Dispute Over Possibly Improper Rate Hikes Pits FPL’s 1% Against 99% of Customers
FlaglerLive | September 20, 2013
The state Supreme Court took up a challenge Thursday to hundreds of millions of dollars in rate increases approved last year for Florida Power & Light after the utility reached an agreement with major electricity users.
313The state Office of Public Counsel, which by law represents consumers in utility issues, contends that the Florida Public Service Commission approved the increases without going through the proper process. Also, the Office of Public Counsel takes issue with a settlement that set the stage for the hikes — a settlement that the public counsel vehemently opposed. FPL provides electricity for most of Flagler County customers.
Justices questioned attorneys on both sides about a complicated series of events that led to the rate increases, with Justice Barbara Pariente asking at one point how a settlement could be reached that did not include the public counsel. She likened the public counsel’s role to representing the “99 percent” of FPL customers, while major commercial electricity users that agreed to the settlement were “1 percent.”
“Aren’t we talking about the rest of the residential users who are going to be affected by this?” Pariente asked.
But attorneys for the Public Service Commission and FPL said the public counsel was able last year to contest issues before regulators approved the settlement. Also, the public counsel declined to participate in the settlement while it was being drawn up.
“This was not sprung on public counsel at the last minute,” FPL attorney Alvin B. Davis said.
The Public Service Commission, which regulates utilities and approves rates, agreed late last year to allow FPL to raise base electric rates by $350 million in January 2013. Also, it agreed to allow the utility to raise rates again as three new power plants started operating over a four-year period.
Base-rate increases are often a contentious issue and take months to play out, as utilities and other parties submit voluminous amounts of financial and technical information to the Public Service Commission. FPL filed a base-rate proposal in March 2012, but the legal dispute stemmed from an August 2012 settlement reached with representatives of some large electricity users.
An announcement of the settlement came just days before the Public Service Commission was scheduled to start a detailed hearing about FPL’s original proposal. That touched off four months of battling that ultimately led to the commission approving rate increases that were similar to the terms of the settlement.
The public counsel contended last year that FPL’s rates should drop by $253 million in 2013 — not increase. But FPL argues, in part, that the settlement will provide stable and predictable electric rates for four years.
In documents filed with the Supreme Court, the public counsel asked justices to send the rate case back to the Public Service Commission and require FPL to refund money that it has collected based on the increases. Justices typically take months to rule in such cases.
During Thursday’s hearing, Associate Public Counsel Joseph McGlothlin faced questions from justices Peggy Quince and James E.C. Perry about whether he thinks the public counsel has to agree with settlements before such deals can move forward. Perry asked whether the public counsel should have a “veto power.”
“We contend that the public counsel is necessary to approval of a valid settlement,” McGlothlin said earlier, in response to a question from Quince.

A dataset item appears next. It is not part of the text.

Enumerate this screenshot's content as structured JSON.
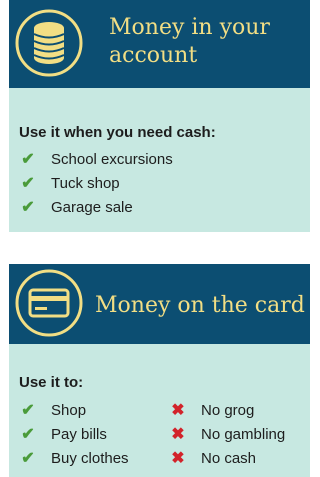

Pariente also questioned whether the arguments were about “form over substance” and whether the public counsel had an opportunity to raise concerns about the settlement.
“Was the resolution fair or unfair?” she asked.